The Hack: Have audience members introduce their favorite TED Talks you show at your event
Dora Dzvonyar is the Organizer for TEDxTUM (Technical University Munich) in Germany. She's been organizing since 2015 and has several events and produced Salons including a TEDxLive event. There are 40,000 students at TUM which is bigger than some of the towns that provide a TEDx event. She's a grad student and teacher. She watches one TED talk a day and saw an announcement about a TEDx in a flyer and took the leap to be an organizer and never looked back.
One of the significant challenges for them has been establishing a structure for the event that transcends the transient nature of being a student-run organization.
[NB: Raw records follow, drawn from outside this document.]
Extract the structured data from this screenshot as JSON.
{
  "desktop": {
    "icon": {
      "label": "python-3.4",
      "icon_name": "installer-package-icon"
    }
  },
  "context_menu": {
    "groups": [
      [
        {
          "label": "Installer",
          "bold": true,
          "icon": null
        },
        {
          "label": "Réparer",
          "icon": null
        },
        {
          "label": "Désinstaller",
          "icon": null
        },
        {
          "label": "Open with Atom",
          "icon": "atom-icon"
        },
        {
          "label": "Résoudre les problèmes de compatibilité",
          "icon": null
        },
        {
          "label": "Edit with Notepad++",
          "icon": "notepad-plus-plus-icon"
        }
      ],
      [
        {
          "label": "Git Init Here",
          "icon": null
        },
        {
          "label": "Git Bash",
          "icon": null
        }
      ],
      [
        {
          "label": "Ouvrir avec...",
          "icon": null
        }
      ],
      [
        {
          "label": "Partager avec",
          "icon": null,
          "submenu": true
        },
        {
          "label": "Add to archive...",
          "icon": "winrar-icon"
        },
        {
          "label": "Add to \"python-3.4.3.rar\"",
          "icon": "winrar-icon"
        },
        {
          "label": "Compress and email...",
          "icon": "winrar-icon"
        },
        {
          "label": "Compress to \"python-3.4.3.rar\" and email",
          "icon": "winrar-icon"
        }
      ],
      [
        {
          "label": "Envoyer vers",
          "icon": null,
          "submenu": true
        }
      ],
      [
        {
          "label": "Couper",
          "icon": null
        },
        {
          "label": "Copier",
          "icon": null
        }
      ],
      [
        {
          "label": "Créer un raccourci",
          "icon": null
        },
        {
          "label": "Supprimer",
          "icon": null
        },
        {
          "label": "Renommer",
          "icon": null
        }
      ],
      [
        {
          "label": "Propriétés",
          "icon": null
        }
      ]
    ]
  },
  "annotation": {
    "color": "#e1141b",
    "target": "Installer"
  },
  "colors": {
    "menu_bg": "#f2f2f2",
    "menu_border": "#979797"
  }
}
They now have six team leaders, that are Ph.D.'s who are going to be around, this stable core of people is able to work well with the flexibility of the primary workforce. This is an excellent solution for a University TEDx event.
An interesting anomaly that exists as a cultural consideration for the team is that in Germany, outgoing persona's are frowned upon. Everyone, especially students, wants to be perceived as serious. They encourage a playful atmosphere to counter this behavior.
When I asked her about the intrinsic awards of running a TEDx she said that if one person says, "I think differently," it's all worth it. I agree.
Dora says that she gets a lot of ideas for her event from this podcast, thanks, we love hearing that. She also writes for Medium and calls her column, Part Time Optimism, because full-time realism is no fun.
The biggest surprise for me was that I have skills I didn't know I had." Dora Dzvonyar, TEDxTum Organizer
The Lightning Round
Tell us a bit about your background and your TEDx origin story.
She's been organizing TEDx since 2015 and was introduced to the idea of a TEDx at TUM by Dietrich (Co-Organizer) when he came back from being an exchange student in Australia and saw a TEDx there.
How many TEDx events have you worked with or produced?
Several salons, a TEDLive and a few main events. She's been to TEDGlobal and did a workshop in Lugano. Note: We strongly encourage organizers and team members to find a workshop near you and attend.
What makes your TEDx unique?
The social norm in Germany, and especially in Munich is to not be outgoing per se but to be perceived as serious. This makes being 'playful' a challenge for the user experience team.
What’s your Superpower?
What was the biggest surprise while working on your event?
That I have skills, I didn't know I had.
Every event has its challenges, what was the biggest dragon you had to overcome?
Building a sustainable organization that relies on students on the team.
What’s one piece of advice you have for veteran organizers? For first-timers?
Not everyone will like everything you do or every talk you put on the stage. And that's ok.
Looking forward to your next event, what excites you the most?
Co-leading the curation team and introducing new ideas.
What’s a TEDx event that you’d like to attend?
She'd like to go back in time and visit TEDxVelenje (Slovenia) which was in November 2017 and was held underground in a Mine.
The show is called Hacking the Red Circle, so what's your best hack?
Because 25% of a Level One event is screening recorded TED Talks, she says, invite audience members from the community to come on stage and introduce their favorite TED Talk and explain why they feel it's essential.